→ **WHAT THE EXERCISE ASKS**
Your output should match the listing below word for word, without any images.

EXTRACTED ENTRIES Start Marker

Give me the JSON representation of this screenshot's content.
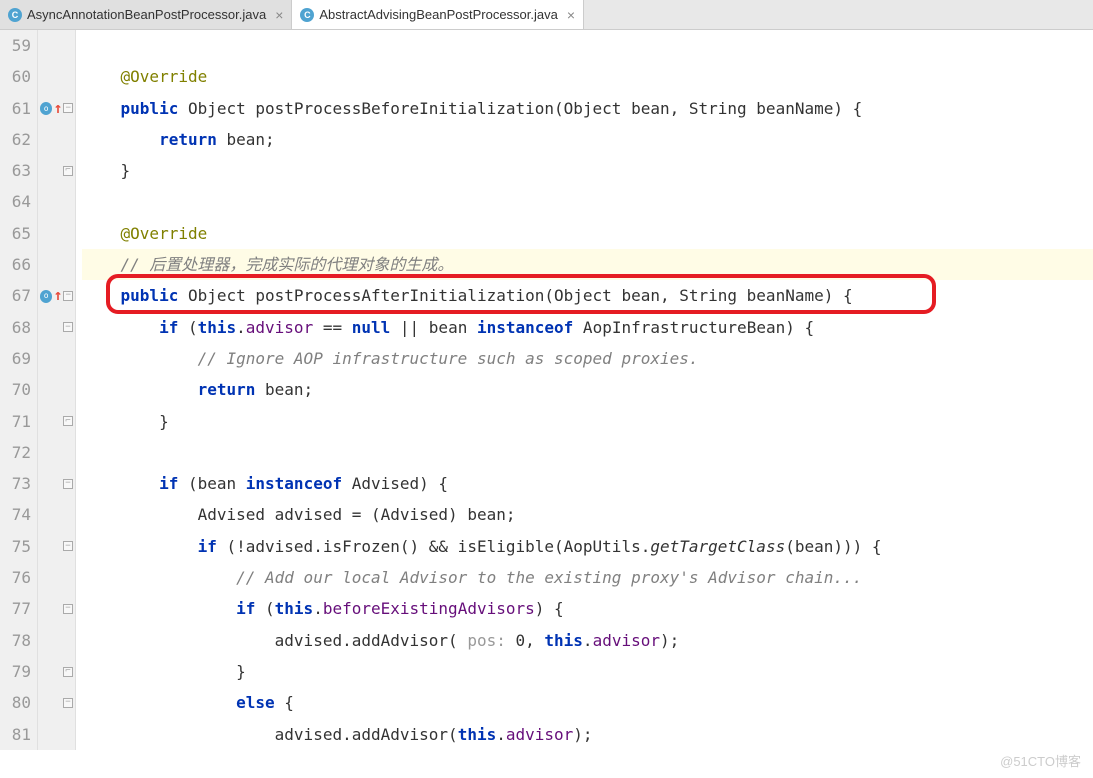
{
  "tabs": [
    {
      "label": "AsyncAnnotationBeanPostProcessor.java",
      "active": false
    },
    {
      "label": "AbstractAdvisingBeanPostProcessor.java",
      "active": true
    }
  ],
  "lines": [
    {
      "num": "59",
      "markers": []
    },
    {
      "num": "60",
      "markers": []
    },
    {
      "num": "61",
      "markers": [
        "override",
        "arrow",
        "fold-open"
      ]
    },
    {
      "num": "62",
      "markers": []
    },
    {
      "num": "63",
      "markers": [
        "fold-close"
      ]
    },
    {
      "num": "64",
      "markers": []
    },
    {
      "num": "65",
      "markers": []
    },
    {
      "num": "66",
      "markers": [],
      "hi": true
    },
    {
      "num": "67",
      "markers": [
        "override",
        "arrow",
        "fold-open"
      ]
    },
    {
      "num": "68",
      "markers": [
        "fold-open"
      ]
    },
    {
      "num": "69",
      "markers": []
    },
    {
      "num": "70",
      "markers": []
    },
    {
      "num": "71",
      "markers": [
        "fold-close"
      ]
    },
    {
      "num": "72",
      "markers": []
    },
    {
      "num": "73",
      "markers": [
        "fold-open"
      ]
    },
    {
      "num": "74",
      "markers": []
    },
    {
      "num": "75",
      "markers": [
        "fold-open"
      ]
    },
    {
      "num": "76",
      "markers": []
    },
    {
      "num": "77",
      "markers": [
        "fold-open"
      ]
    },
    {
      "num": "78",
      "markers": []
    },
    {
      "num": "79",
      "markers": [
        "fold-close"
      ]
    },
    {
      "num": "80",
      "markers": [
        "fold-open"
      ]
    },
    {
      "num": "81",
      "markers": []
    }
  ],
  "code": {
    "l59": "",
    "l60_anno": "@Override",
    "l61_kw1": "public",
    "l61_t1": " Object postProcessBeforeInitialization(Object bean, String beanName) {",
    "l62_kw": "return",
    "l62_t": " bean;",
    "l63": "}",
    "l64": "",
    "l65_anno": "@Override",
    "l66_c": "// 后置处理器，完成实际的代理对象的生成。",
    "l67_kw": "public",
    "l67_t": " Object postProcessAfterInitialization(Object bean, String beanName) {",
    "l68_kw1": "if",
    "l68_t1": " (",
    "l68_kw2": "this",
    "l68_t2": ".",
    "l68_f1": "advisor",
    "l68_t3": " == ",
    "l68_kw3": "null",
    "l68_t4": " || bean ",
    "l68_kw4": "instanceof",
    "l68_t5": " AopInfrastructureBean) {",
    "l69_c": "// Ignore AOP infrastructure such as scoped proxies.",
    "l70_kw": "return",
    "l70_t": " bean;",
    "l71": "}",
    "l72": "",
    "l73_kw1": "if",
    "l73_t1": " (bean ",
    "l73_kw2": "instanceof",
    "l73_t2": " Advised) {",
    "l74": "Advised advised = (Advised) bean;",
    "l75_kw": "if",
    "l75_t1": " (!advised.isFrozen() && isEligible(AopUtils.",
    "l75_m": "getTargetClass",
    "l75_t2": "(bean))) {",
    "l76_c": "// Add our local Advisor to the existing proxy's Advisor chain...",
    "l77_kw1": "if",
    "l77_t1": " (",
    "l77_kw2": "this",
    "l77_t2": ".",
    "l77_f": "beforeExistingAdvisors",
    "l77_t3": ") {",
    "l78_t1": "advised.addAdvisor( ",
    "l78_h": "pos: ",
    "l78_t2": "0, ",
    "l78_kw": "this",
    "l78_t3": ".",
    "l78_f": "advisor",
    "l78_t4": ");",
    "l79": "}",
    "l80_kw": "else",
    "l80_t": " {",
    "l81_t1": "advised.addAdvisor(",
    "l81_kw": "this",
    "l81_t2": ".",
    "l81_f": "advisor",
    "l81_t3": ");"
  },
  "watermark": "@51CTO博客"
}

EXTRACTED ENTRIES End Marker

→ **COMPLETED EXERCISE**
Give me the JSON representation of this screenshot's content.
{
  "tabs": [
    {
      "label": "AsyncAnnotationBeanPostProcessor.java",
      "active": false
    },
    {
      "label": "AbstractAdvisingBeanPostProcessor.java",
      "active": true
    }
  ],
  "lines": [
    {
      "num": "59",
      "markers": []
    },
    {
      "num": "60",
      "markers": []
    },
    {
      "num": "61",
      "markers": [
        "override",
        "arrow",
        "fold-open"
      ]
    },
    {
      "num": "62",
      "markers": []
    },
    {
      "num": "63",
      "markers": [
        "fold-close"
      ]
    },
    {
      "num": "64",
      "markers": []
    },
    {
      "num": "65",
      "markers": []
    },
    {
      "num": "66",
      "markers": [],
      "hi": true
    },
    {
      "num": "67",
      "markers": [
        "override",
        "arrow",
        "fold-open"
      ]
    },
    {
      "num": "68",
      "markers": [
        "fold-open"
      ]
    },
    {
      "num": "69",
      "markers": []
    },
    {
      "num": "70",
      "markers": []
    },
    {
      "num": "71",
      "markers": [
        "fold-close"
      ]
    },
    {
      "num": "72",
      "markers": []
    },
    {
      "num": "73",
      "markers": [
        "fold-open"
      ]
    },
    {
      "num": "74",
      "markers": []
    },
    {
      "num": "75",
      "markers": [
        "fold-open"
      ]
    },
    {
      "num": "76",
      "markers": []
    },
    {
      "num": "77",
      "markers": [
        "fold-open"
      ]
    },
    {
      "num": "78",
      "markers": []
    },
    {
      "num": "79",
      "markers": [
        "fold-close"
      ]
    },
    {
      "num": "80",
      "markers": [
        "fold-open"
      ]
    },
    {
      "num": "81",
      "markers": []
    }
  ],
  "code": {
    "l59": "",
    "l60_anno": "@Override",
    "l61_kw1": "public",
    "l61_t1": " Object postProcessBeforeInitialization(Object bean, String beanName) {",
    "l62_kw": "return",
    "l62_t": " bean;",
    "l63": "}",
    "l64": "",
    "l65_anno": "@Override",
    "l66_c": "// 后置处理器，完成实际的代理对象的生成。",
    "l67_kw": "public",
    "l67_t": " Object postProcessAfterInitialization(Object bean, String beanName) {",
    "l68_kw1": "if",
    "l68_t1": " (",
    "l68_kw2": "this",
    "l68_t2": ".",
    "l68_f1": "advisor",
    "l68_t3": " == ",
    "l68_kw3": "null",
    "l68_t4": " || bean ",
    "l68_kw4": "instanceof",
    "l68_t5": " AopInfrastructureBean) {",
    "l69_c": "// Ignore AOP infrastructure such as scoped proxies.",
    "l70_kw": "return",
    "l70_t": " bean;",
    "l71": "}",
    "l72": "",
    "l73_kw1": "if",
    "l73_t1": " (bean ",
    "l73_kw2": "instanceof",
    "l73_t2": " Advised) {",
    "l74": "Advised advised = (Advised) bean;",
    "l75_kw": "if",
    "l75_t1": " (!advised.isFrozen() && isEligible(AopUtils.",
    "l75_m": "getTargetClass",
    "l75_t2": "(bean))) {",
    "l76_c": "// Add our local Advisor to the existing proxy's Advisor chain...",
    "l77_kw1": "if",
    "l77_t1": " (",
    "l77_kw2": "this",
    "l77_t2": ".",
    "l77_f": "beforeExistingAdvisors",
    "l77_t3": ") {",
    "l78_t1": "advised.addAdvisor( ",
    "l78_h": "pos: ",
    "l78_t2": "0, ",
    "l78_kw": "this",
    "l78_t3": ".",
    "l78_f": "advisor",
    "l78_t4": ");",
    "l79": "}",
    "l80_kw": "else",
    "l80_t": " {",
    "l81_t1": "advised.addAdvisor(",
    "l81_kw": "this",
    "l81_t2": ".",
    "l81_f": "advisor",
    "l81_t3": ");"
  },
  "watermark": "@51CTO博客"
}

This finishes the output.